Entries from a dataset of interfaces
==*==
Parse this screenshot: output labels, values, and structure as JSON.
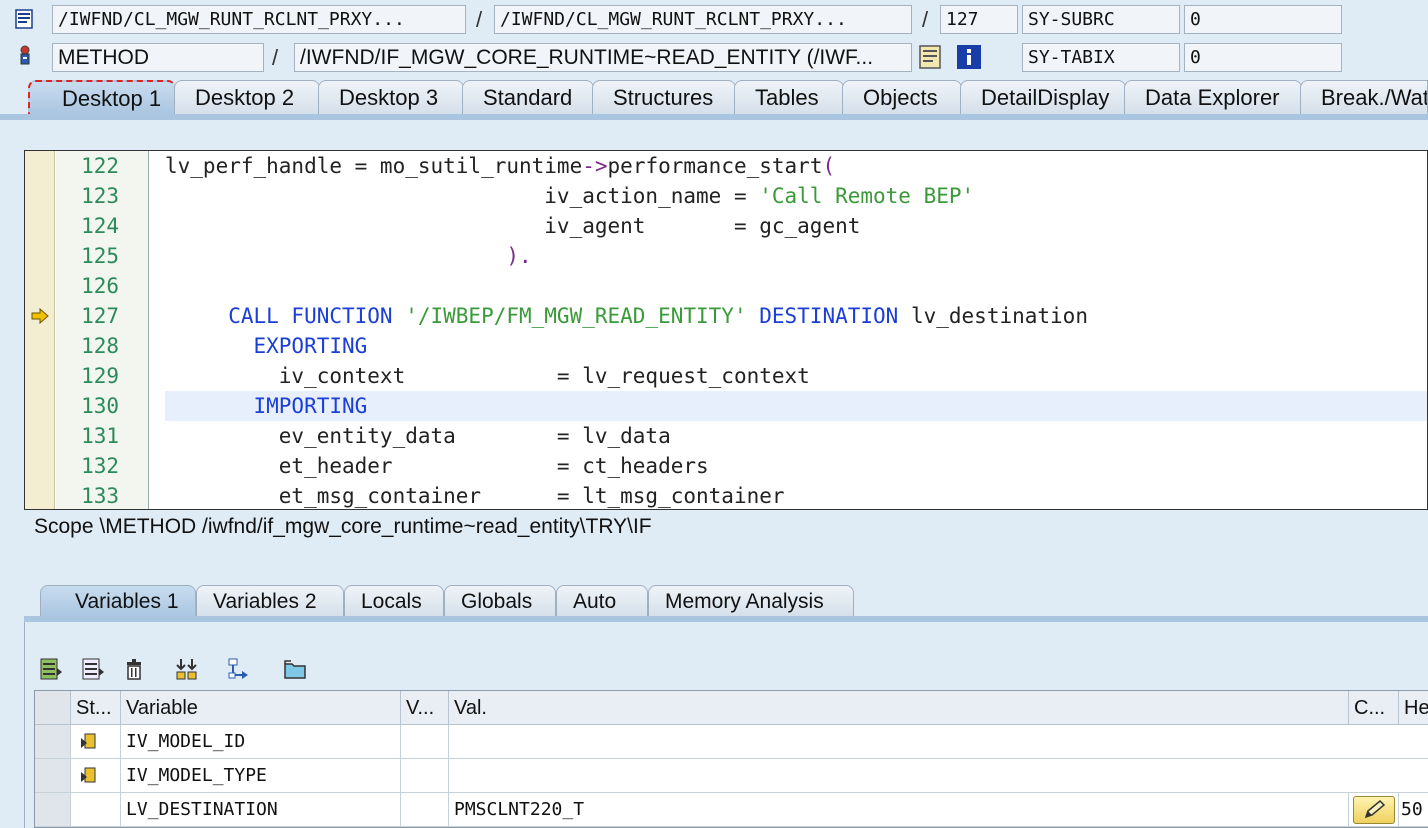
{
  "header": {
    "row1": {
      "program": "/IWFND/CL_MGW_RUNT_RCLNT_PRXY...",
      "include": "/IWFND/CL_MGW_RUNT_RCLNT_PRXY...",
      "line": "127",
      "sysfield1_name": "SY-SUBRC",
      "sysfield1_value": "0",
      "sep": "/"
    },
    "row2": {
      "event_type": "METHOD",
      "event_name": "/IWFND/IF_MGW_CORE_RUNTIME~READ_ENTITY (/IWF...",
      "sysfield2_name": "SY-TABIX",
      "sysfield2_value": "0",
      "sep": "/"
    }
  },
  "desktop_tabs": [
    "Desktop 1",
    "Desktop 2",
    "Desktop 3",
    "Standard",
    "Structures",
    "Tables",
    "Objects",
    "DetailDisplay",
    "Data Explorer",
    "Break./Watch"
  ],
  "code": {
    "lines": [
      {
        "num": "122",
        "indent": "     ",
        "parts": [
          [
            "",
            "lv_perf_handle = mo_sutil_runtime"
          ],
          [
            "pun",
            "->"
          ],
          [
            "",
            "performance_start"
          ],
          [
            "pun",
            "("
          ]
        ]
      },
      {
        "num": "123",
        "indent": "",
        "parts": [
          [
            "",
            "                              iv_action_name = "
          ],
          [
            "str",
            "'Call Remote BEP'"
          ]
        ]
      },
      {
        "num": "124",
        "indent": "",
        "parts": [
          [
            "",
            "                              iv_agent       = gc_agent"
          ]
        ]
      },
      {
        "num": "125",
        "indent": "",
        "parts": [
          [
            "pun",
            "                           )."
          ]
        ]
      },
      {
        "num": "126",
        "indent": "",
        "parts": [
          [
            "",
            ""
          ]
        ]
      },
      {
        "num": "127",
        "indent": "",
        "parts": [
          [
            "kw",
            "     CALL FUNCTION "
          ],
          [
            "str",
            "'/IWBEP/FM_MGW_READ_ENTITY'"
          ],
          [
            "kw",
            " DESTINATION"
          ],
          [
            "",
            " lv_destination"
          ]
        ]
      },
      {
        "num": "128",
        "indent": "",
        "parts": [
          [
            "kw",
            "       EXPORTING"
          ]
        ]
      },
      {
        "num": "129",
        "indent": "",
        "parts": [
          [
            "",
            "         iv_context            = lv_request_context"
          ]
        ]
      },
      {
        "num": "130",
        "indent": "",
        "parts": [
          [
            "kw",
            "       IMPORTING"
          ]
        ]
      },
      {
        "num": "131",
        "indent": "",
        "parts": [
          [
            "",
            "         ev_entity_data        = lv_data"
          ]
        ]
      },
      {
        "num": "132",
        "indent": "",
        "parts": [
          [
            "",
            "         et_header             = ct_headers"
          ]
        ]
      },
      {
        "num": "133",
        "indent": "",
        "parts": [
          [
            "",
            "         et_msg_container      = lt_msg_container"
          ]
        ]
      }
    ]
  },
  "scope_text": "Scope \\METHOD /iwfnd/if_mgw_core_runtime~read_entity\\TRY\\IF",
  "variable_tabs": [
    "Variables 1",
    "Variables 2",
    "Locals",
    "Globals",
    "Auto",
    "Memory Analysis"
  ],
  "table": {
    "headers": [
      "St...",
      "Variable",
      "V...",
      "Val.",
      "C...",
      "He"
    ],
    "rows": [
      {
        "variable": "IV_MODEL_ID",
        "value": ""
      },
      {
        "variable": "IV_MODEL_TYPE",
        "value": ""
      },
      {
        "variable": "LV_DESTINATION",
        "value": "PMSCLNT220_T",
        "hex": "50"
      }
    ]
  }
}
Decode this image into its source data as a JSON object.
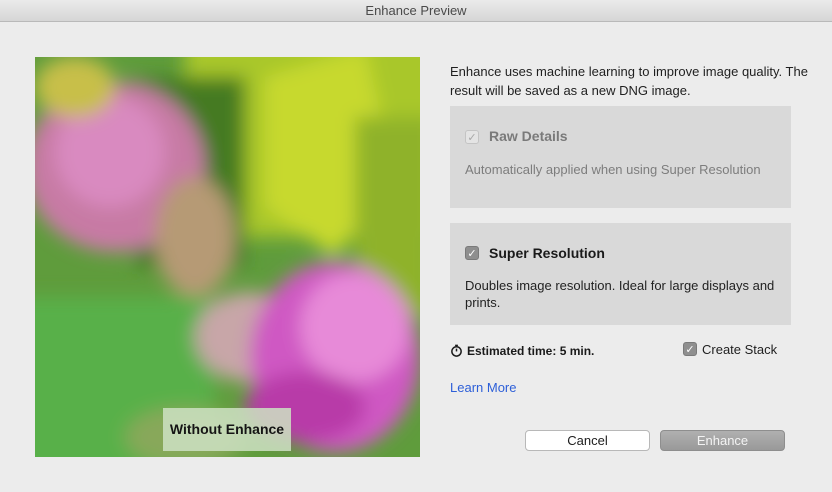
{
  "window": {
    "title": "Enhance Preview"
  },
  "preview": {
    "label": "Without Enhance"
  },
  "description": "Enhance uses machine learning to improve image quality. The result will be saved as a new DNG image.",
  "options": {
    "raw_details": {
      "title": "Raw Details",
      "checked": true,
      "enabled": false,
      "description": "Automatically applied when using Super Resolution"
    },
    "super_resolution": {
      "title": "Super Resolution",
      "checked": true,
      "enabled": true,
      "description": "Doubles image resolution. Ideal for large displays and prints."
    }
  },
  "estimate": {
    "label": "Estimated time: 5 min."
  },
  "create_stack": {
    "label": "Create Stack",
    "checked": true
  },
  "learn_more": "Learn More",
  "buttons": {
    "cancel": "Cancel",
    "enhance": "Enhance"
  },
  "colors": {
    "link": "#2d5fd8",
    "panel": "#d9d9d9",
    "window": "#ececec"
  },
  "icons": {
    "checkmark": "checkmark-icon",
    "timer": "stopwatch-icon"
  }
}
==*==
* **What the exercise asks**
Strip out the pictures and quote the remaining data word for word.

* **Problem solution**
Parse this screenshot: output labels, values, and structure as JSON.
{
  "header": {
    "row1": {
      "program": "/IWFND/CL_MGW_RUNT_RCLNT_PRXY...",
      "include": "/IWFND/CL_MGW_RUNT_RCLNT_PRXY...",
      "line": "127",
      "sysfield1_name": "SY-SUBRC",
      "sysfield1_value": "0",
      "sep": "/"
    },
    "row2": {
      "event_type": "METHOD",
      "event_name": "/IWFND/IF_MGW_CORE_RUNTIME~READ_ENTITY (/IWF...",
      "sysfield2_name": "SY-TABIX",
      "sysfield2_value": "0",
      "sep": "/"
    }
  },
  "desktop_tabs": [
    "Desktop 1",
    "Desktop 2",
    "Desktop 3",
    "Standard",
    "Structures",
    "Tables",
    "Objects",
    "DetailDisplay",
    "Data Explorer",
    "Break./Watch"
  ],
  "code": {
    "lines": [
      {
        "num": "122",
        "indent": "     ",
        "parts": [
          [
            "",
            "lv_perf_handle = mo_sutil_runtime"
          ],
          [
            "pun",
            "->"
          ],
          [
            "",
            "performance_start"
          ],
          [
            "pun",
            "("
          ]
        ]
      },
      {
        "num": "123",
        "indent": "",
        "parts": [
          [
            "",
            "                              iv_action_name = "
          ],
          [
            "str",
            "'Call Remote BEP'"
          ]
        ]
      },
      {
        "num": "124",
        "indent": "",
        "parts": [
          [
            "",
            "                              iv_agent       = gc_agent"
          ]
        ]
      },
      {
        "num": "125",
        "indent": "",
        "parts": [
          [
            "pun",
            "                           )."
          ]
        ]
      },
      {
        "num": "126",
        "indent": "",
        "parts": [
          [
            "",
            ""
          ]
        ]
      },
      {
        "num": "127",
        "indent": "",
        "parts": [
          [
            "kw",
            "     CALL FUNCTION "
          ],
          [
            "str",
            "'/IWBEP/FM_MGW_READ_ENTITY'"
          ],
          [
            "kw",
            " DESTINATION"
          ],
          [
            "",
            " lv_destination"
          ]
        ]
      },
      {
        "num": "128",
        "indent": "",
        "parts": [
          [
            "kw",
            "       EXPORTING"
          ]
        ]
      },
      {
        "num": "129",
        "indent": "",
        "parts": [
          [
            "",
            "         iv_context            = lv_request_context"
          ]
        ]
      },
      {
        "num": "130",
        "indent": "",
        "parts": [
          [
            "kw",
            "       IMPORTING"
          ]
        ]
      },
      {
        "num": "131",
        "indent": "",
        "parts": [
          [
            "",
            "         ev_entity_data        = lv_data"
          ]
        ]
      },
      {
        "num": "132",
        "indent": "",
        "parts": [
          [
            "",
            "         et_header             = ct_headers"
          ]
        ]
      },
      {
        "num": "133",
        "indent": "",
        "parts": [
          [
            "",
            "         et_msg_container      = lt_msg_container"
          ]
        ]
      }
    ]
  },
  "scope_text": "Scope \\METHOD /iwfnd/if_mgw_core_runtime~read_entity\\TRY\\IF",
  "variable_tabs": [
    "Variables 1",
    "Variables 2",
    "Locals",
    "Globals",
    "Auto",
    "Memory Analysis"
  ],
  "table": {
    "headers": [
      "St...",
      "Variable",
      "V...",
      "Val.",
      "C...",
      "He"
    ],
    "rows": [
      {
        "variable": "IV_MODEL_ID",
        "value": ""
      },
      {
        "variable": "IV_MODEL_TYPE",
        "value": ""
      },
      {
        "variable": "LV_DESTINATION",
        "value": "PMSCLNT220_T",
        "hex": "50"
      }
    ]
  }
}
Decode this image into its source data as a JSON object.
{
  "window": {
    "title": "Enhance Preview"
  },
  "preview": {
    "label": "Without Enhance"
  },
  "description": "Enhance uses machine learning to improve image quality. The result will be saved as a new DNG image.",
  "options": {
    "raw_details": {
      "title": "Raw Details",
      "checked": true,
      "enabled": false,
      "description": "Automatically applied when using Super Resolution"
    },
    "super_resolution": {
      "title": "Super Resolution",
      "checked": true,
      "enabled": true,
      "description": "Doubles image resolution. Ideal for large displays and prints."
    }
  },
  "estimate": {
    "label": "Estimated time: 5 min."
  },
  "create_stack": {
    "label": "Create Stack",
    "checked": true
  },
  "learn_more": "Learn More",
  "buttons": {
    "cancel": "Cancel",
    "enhance": "Enhance"
  },
  "colors": {
    "link": "#2d5fd8",
    "panel": "#d9d9d9",
    "window": "#ececec"
  },
  "icons": {
    "checkmark": "checkmark-icon",
    "timer": "stopwatch-icon"
  }
}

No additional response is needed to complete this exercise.